University students' grades are "creeping up" every year, leading to doubts over the value of gaining a top degree.
More students are expecting to graduate with a top grade
David Thomas, chief executive of the Careers Research and Advisory Centre (Crac), said the upper-second (or 2:1) class of degree "embraces a much wider
range of achievement than in the past".
Last year, 60% of students gained either an upper-second or first-class degree - while a generation ago, the 2:2 would have been the most common grade.
A Crac survey of 1,000 students at 45 British universities showed an
"astonishing" 86% expected to get a first or a 2:1, said Mr Thomas.
The 2:1 band still included those who would have been awarded that degree in
the 1980s, but it now included many others as well.
Mr Thomas said: "Students believe the upper second is now the normal standard. Therefore, quite understandably, they have the expectation of getting that standard."
In the 1980s, most people gained a 2:2 and only a fifth got the top two awards
but by the early 1990s, employers had started to demand a 2:1 as a matter
Mr Thomas added: "It certainly is the case that the upper-second class degree of today doesn't equate to the upper second class degree of a generation ago in any real
"Whether that is a good or bad thing, I'm not saying at the moment. The good
side of it is a lot of people have been through this process and have come out
with results universities believe deserve an upper-second-class degree.
"The downside is that they have potentially done that at cost of real
distinction in the upper-second class.
"Whether that means they have been dumbed down or that standards are higher,
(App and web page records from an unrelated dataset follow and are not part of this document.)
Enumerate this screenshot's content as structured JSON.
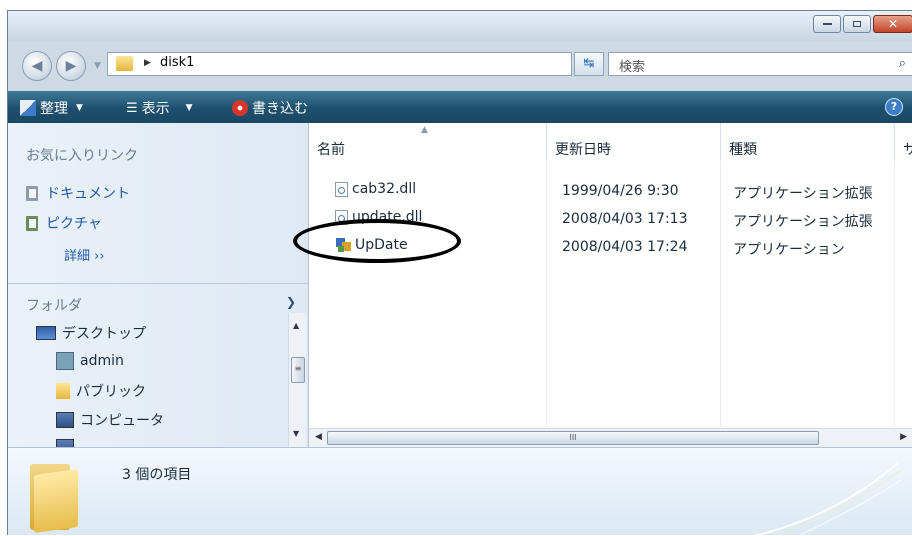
{
  "window": {
    "title_buttons": [
      "minimize",
      "maximize",
      "close"
    ]
  },
  "address": {
    "path": "disk1",
    "search_placeholder": "検索"
  },
  "toolbar": {
    "organize_label": "整理",
    "views_label": "表示",
    "burn_label": "書き込む"
  },
  "nav": {
    "favorites_heading": "お気に入りリンク",
    "links": [
      {
        "label": "ドキュメント",
        "icon": "document-icon"
      },
      {
        "label": "ピクチャ",
        "icon": "pictures-icon"
      }
    ],
    "more_label": "詳細 ››",
    "folders_heading": "フォルダ",
    "tree": [
      {
        "label": "デスクトップ",
        "icon": "desktop-icon"
      },
      {
        "label": "admin",
        "icon": "user-folder-icon"
      },
      {
        "label": "パブリック",
        "icon": "folder-icon"
      },
      {
        "label": "コンピュータ",
        "icon": "computer-icon"
      }
    ]
  },
  "files": {
    "columns": [
      "名前",
      "更新日時",
      "種類",
      "サ"
    ],
    "rows": [
      {
        "name": "cab32.dll",
        "modified": "1999/04/26 9:30",
        "type": "アプリケーション拡張",
        "icon": "dll-icon"
      },
      {
        "name": "update.dll",
        "modified": "2008/04/03 17:13",
        "type": "アプリケーション拡張",
        "icon": "dll-icon"
      },
      {
        "name": "UpDate",
        "modified": "2008/04/03 17:24",
        "type": "アプリケーション",
        "icon": "application-icon"
      }
    ],
    "hscroll_grip": "III"
  },
  "details": {
    "item_count": "3 個の項目"
  },
  "colors": {
    "toolbar": "#1d4f6d",
    "link": "#1f5aa8",
    "annotation": "#000000"
  }
}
I don't have the information."
But he agreed that so-called "grade creep", the tendency of results to go up
each year instead of down, was a factor.
"There obviously has been some form of grade creep. Of course, that creep can
be caused by achievement creep, if you see what I mean."
His comments come after Liberal Democrat leader Charles Kennedy
angered universities by saying traditional three-year degrees were too easy.
It might be necessary to introduce a starred 2:1 class, based on the example
of the A* GCSE grade, said Mr Thomas.
That would highlight the performance of those at the top of the upper-second
category who had not quite made it over the line to a first.
A spokeswoman for Universities UK, which represents vice-chancellors, said: "We are pleased students have high expectations of their eventual degree classification.
"This reflects the hard work they have done while at university and the value they set on getting a good degree.
"It's disappointing when this hard work is attributed to grade inflation. The sector has worked hard with the QAA (Quality Assurance Agency) to
establish a framework for quality and standards against which all our degree
courses are measured, and which is supported by a well established system of
"This framework sets out the subject benchmark characterisations, defining
the scope and range of degree courses and specific subject demands, as well as a
code of practice setting the standards for the student experience.
"All universities and colleges are reviewed against these criteria."